I passed my PMP exam on my second attempt last week, and I’m proud to say that I achieved “Above Target” in all the domains. In this short article I am giving out the 4-point PMP study plan that I used to prepare for the exam.
I work as Senior Consultant in SAP-BI/BW in Bangalore/Mumbai having 10 years of experience in Software industry.
It took me exactly 9 months to achieve my goal.
And as it happens with most of us, work priorities did come in the way of my studies. This meant that I veered off the study track few times, but my experience with first attempt guided me to get back on track and march on.
If this happens to you and you lose track of your study due to higher priority tasks, just know that it is okay. Don’t be hard on yourself, just shake off the feeling and continue with your studies.
1. Pick limited number of study aids.
Too many cooks spoil the broth. Too many study resources will waste time and make the whole studying exercise inefficient. Spend time researching your options on the internet but then limit to top 2-3 that you need.
And then stick with them.
Here are my top resources.
PMBOK 5th Edition – I just followed it cover to cover twice.
Rita Mulcahy’s book – I skimmed it twice but my only focus was on PMBOK right from the beginning
Sean Whitaker’s book (easy) – I’d focus more on the relationship between processes, the purpose of specific documents, and the flow of ITTOs.
2. Don’t miss Simulator(s).
Let me tell you – mock tests can be the difference between passing the exam and not. So don’t give it a miss, no matter what.
I did 2 full-length 4-hour exams Facebook questions in the PMP study groups, and then did several small exams focusing on specific Knowledge Areas and Process Groups.
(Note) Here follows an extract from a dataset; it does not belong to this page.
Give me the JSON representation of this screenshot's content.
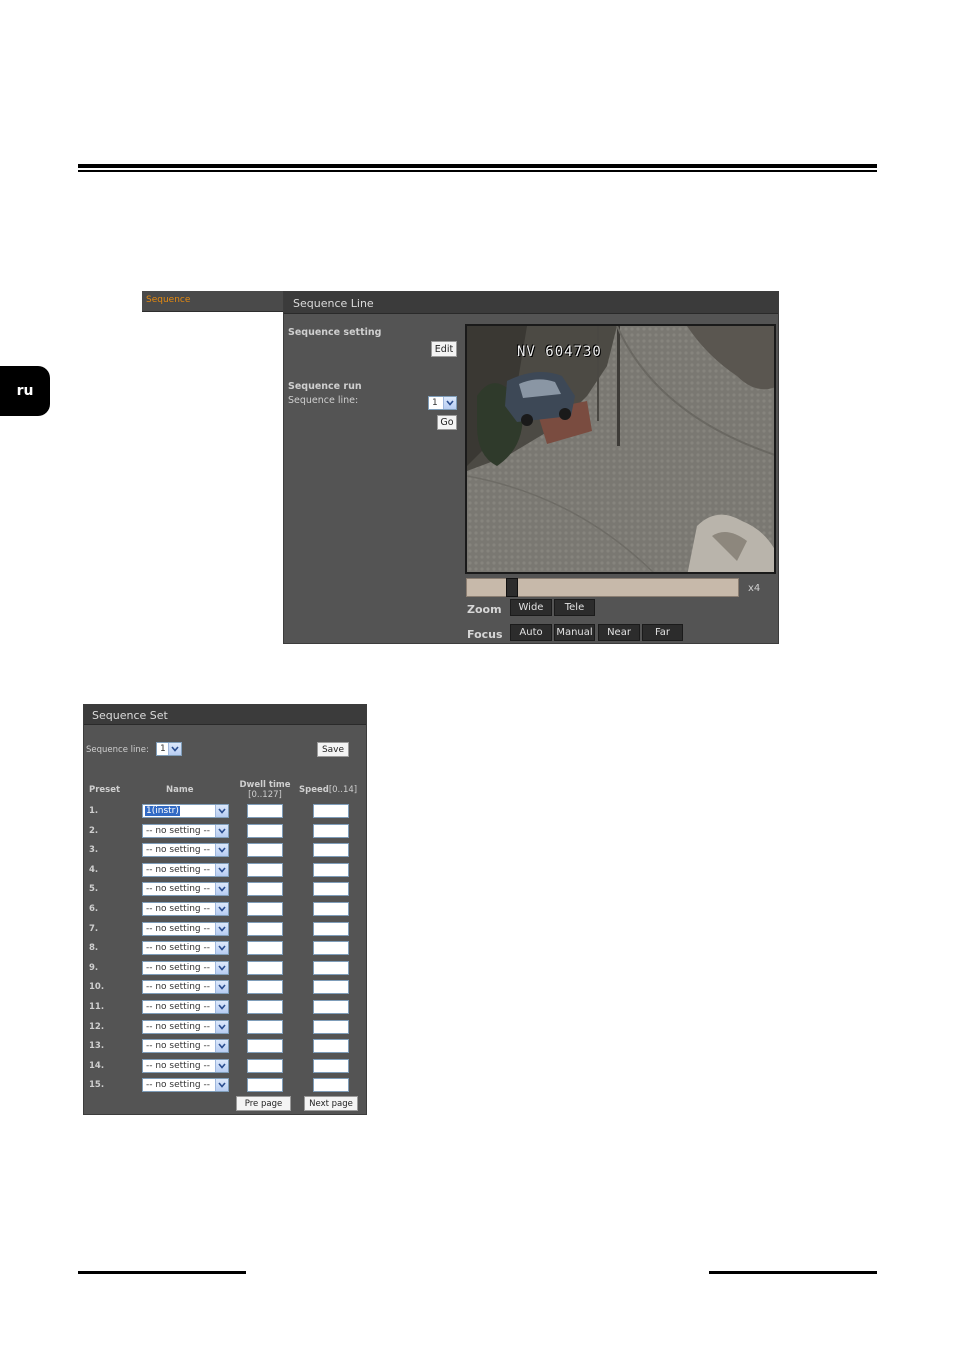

However, I found that the real exam was different from the mocks I practiced. This was just me – in your case you may or may not get similar questions as the ones you encounter in mock tests.
Bottom line, be ready for surprises.
3. Take help from study groups.
I used to follow the discussions in ‘I want to be a PMP’ LinkedIn group and refer ‘Passionate PM’ daily questions. Followed few Facebook questions in PMP study group everyday.
For the final preparation I used Shiv Shenoy’s Blueprint and one liners and key words from different social media groups.
During my first attempt my score was around 55 to 65 percent and during second attempt scored improved to 75- 80 percent.
4. Leverage experience of successful PMPs.
I also got few mentoring tips by talking to successful PMPs, such as focusing more on Data Flow Diagrams given after each process in PMBOK and revising Glossary from it.
One of the best advice I got was to find a study partner. They can be our accountability partner, and discussion partner to exchange knowledge.
Study the PMP lessons shared by those that passed the exam. Copy their PMP study plan and see if it works for you.
My heartfelt thanks to my PMP study group members. The blessings from my family and God’s grace has been important to achieve this certificate. Hope this PMP study plan will give you something to improve yours.
All the best,
Annu Gupta, PMP